I think women are, to some degree, conditioned to just “deal with” some of our challenges of being female. Periods are usually a little to very difficult to deal with. I see teens in my office affected enough, they are missing school or sports when on their periods. As a teen, I learned from my own mom how to alternate ibuprofen and Tylenol to help with my cramps, so I could make it through a school day.
Many women wish their uterus would just shrivel up after having kids and no longer even exist. We tolerate periods in our teens because that seems to be a rite of passage. Then we tolerate them from 20’s-40’s because they allow us to have children. We often treat those bad periods with birth control pills or progesterone, IUD’s, between our kids for birth control, but also because periods are difficult. Once we know we want no more children, or no children at all, suffering with our periods just seems ridiculous.
When I finished training 16 years ago, hysterectomies were still very common for women who had completed their families and having menstrual problems. Since then, we utilize medical management a lot more and the number of hysterectomies for my practice has declined. We know that many women can safely continue to use birth control pills in their 40’s, until menopause. We also use progesterone IUD’s, Mirena being the most common, A LOT. They can often eliminate the period for the 5 years the IUD is in and then it can be replaced as many times as needed. If this isn’t helping, then it can be removed and all other options are still available.
An endometrial ablation is a procedure that can be done to reduce or eliminate the period on a more permanent basis than an IUD. The challenge with the ablation, is that if it isn’t working well, then a hysterectomy is often the next step. There can be conditions where birth control pills, progesterone IUD’s and ablations don’t work well. Women with a lot of fibroids may not have success with these other methods and will need a hysterectomy. Adenomyosis is another condition where the glands that line the uterine cavity invade the muscle of the uterus. This condition can make it so the non-hysterectomy treatments don’t work.

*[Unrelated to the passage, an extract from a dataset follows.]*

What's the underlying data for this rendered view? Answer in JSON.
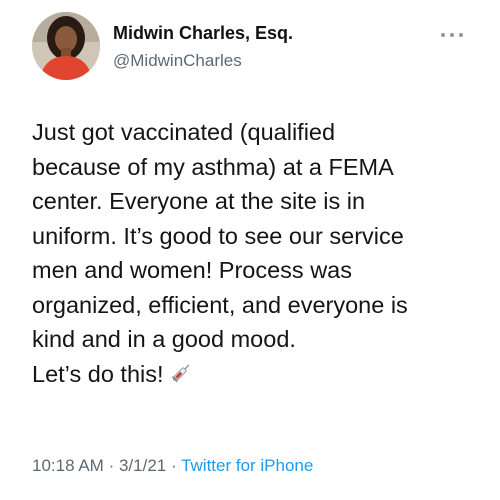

I cannot say the percentage of women with these problems in their 40-50’s because I see more of the problem cases, as women without a problem don’t seek help for this. Also, I am often surprised at how many women just tolerate horrible periods, assuming they are normal or that everyone is going through it.
Average age of menopause is 51.5 years old. I see women from their early 40’s and beyond, often complaining of changes in their periods. Also, during that time, they may have had their tubes tied or their husband’s had vasectomies for permanent birth control. Then they no longer need birth control pills or an IUD. With no hormone management, their “natural” periods are found to be quite difficult.
Hysterectomies are still the right choice for many women, but should almost never be offered as the first or only option. As listed above, there are many other non-surgical options. I approach every woman by going through all the options. They often provide feedback as to why many or all of these are not good choices for them and then we may proceed to surgery. There may be many problems, not just heavy periods, that need to be addressed and surgery is the only option to take care of all of them.
The good news with hysterectomies is that many can be done with a “minimally-invasive” approach, which means laparoscopically (using small incisions, long slender instruments and a camera to perform the surgery). Nearly all of my hysterectomies are done this way. I also choose to use the daVinci robot to assist me in my laparoscopic surgeries. For me, I am faster and more proficient with more complicated cases using this approach.
I try to ask, and every woman should discuss, the quality, frequency, duration of her periods with her gynecologist, particularly when she has completed her family. We don’t have to suffer with our periods simply because they keep coming. We have options and they don’t always include surgery. If a woman’s gynecologist is pushing too hard for surgery as the only option, I would encourage a second opinion. Also, if a woman’s gynecologist will not consider or discuss a hysterectomy at all, I also think a second opinion is warranted. We physicians need to have open discussions with our patients about the available options that are appropriate for them. We need to explain why certain options would not be safe or best for them. We need to work as a team with our patients to find the best, individual solution for each patient.
Dr. Andrea N. Smith is an experienced physician specializing in women\’s healthcare as an Obstetrician/Gynecologist. She earned undergraduate degree in Business Finance at the University of Colorado. She then went on to complete her medical degree at the University of Colorado Health Sciences Center. After completing medical school, Dr. Smith completed an obstetrician/gynecologist residency at Exempla Saint Joseph\’s Hospital in Denver, Colorado. Dr. Smith started a private practice in Colorado twelve years ago. She has been practicing in Utah for the past seven years. Dr. Smith\’s areas of special interest include:
- Minimally invasive gynecological surgery
- Prolapse and Incontinence Problems
- Normal and High Risk Pregnancies
In her free time, Dr. Smith enjoys hiking, biking and skiing with her children. Dr. Smith is currently accepting new patients and accepts most insurance plans. Dr. Smith is now seeing new patients at the University of Utah Women’s Health Center on the Salt Lake Regional Medical Center Campus. To schedule an appointment, call 801.213.4000.